The Geology of Beacon Hill
Beacon Hill, which rises to nearly 300 metres above sea level, is the most eastern of four upstanding domes, or periclines, forming the ancient core of Mendip. These periclines comprise the oldest rocks in Somerset, deposited by volcanic activity over 420 million years ago, during a time known to geologists as the Primary Era (or Palaeozoic). Stones formed from lava (called andesite) were overlaid with fragments of explosive debris and ash (called tuff).
A layer of Old Red Sandstone was deposited some 380 million years ago when the climate was sub-tropical desert. The more resistant beds of sandstone, forming the present crest of the scarp, contain rounded pebbles of polished white quartz and are known as conglomerates; the rusty red colour results from the oxidation of iron minerals under arid conditions. Over the following 250 million years the area was covered by sea for extensive periods and a layer of limestone built up. Continued deep burial, compaction and subsequent earth movements caused folds and faults to occur and the Mendip Hills were uplifted about 280 million years ago.

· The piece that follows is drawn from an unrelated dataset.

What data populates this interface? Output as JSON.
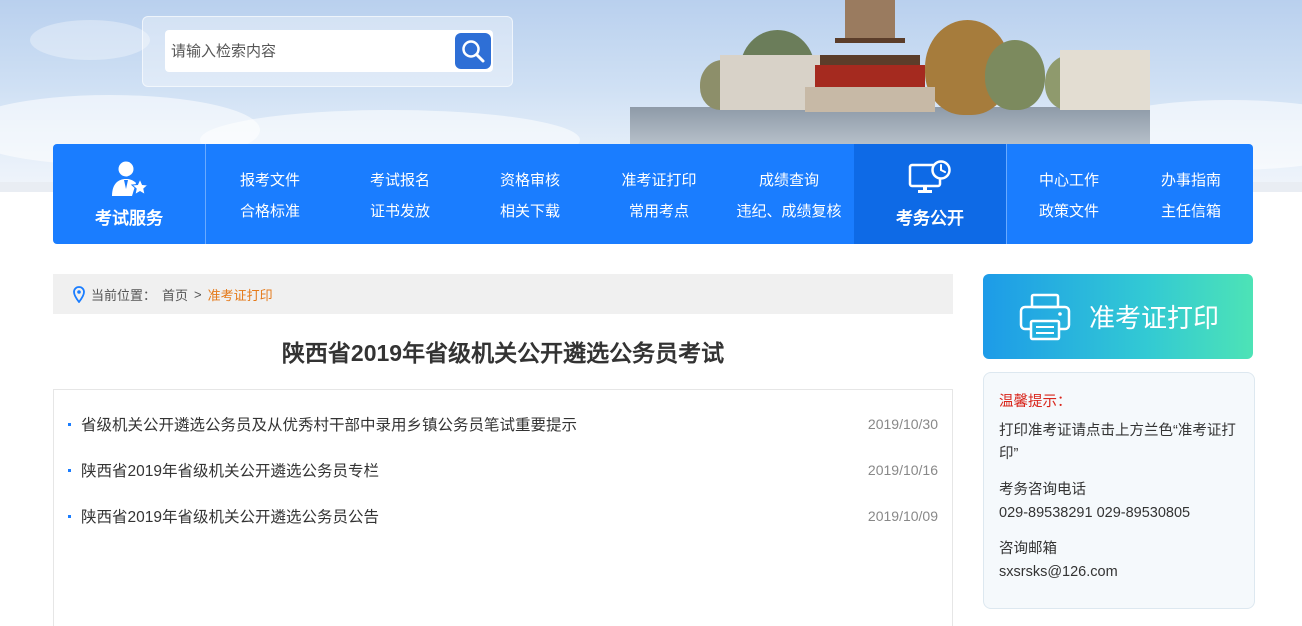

Erosion of the hills has since formed a layer of drift over the lower ground and fragments falling from the crest have formed scree at the base of the scarp. Only on Beacon Hill has erosion exposed the underlying andesite rocks. These are quarried for road stone nearby at Stoke St Michael which is the probable site of the volcano core
Click image to download in High resolution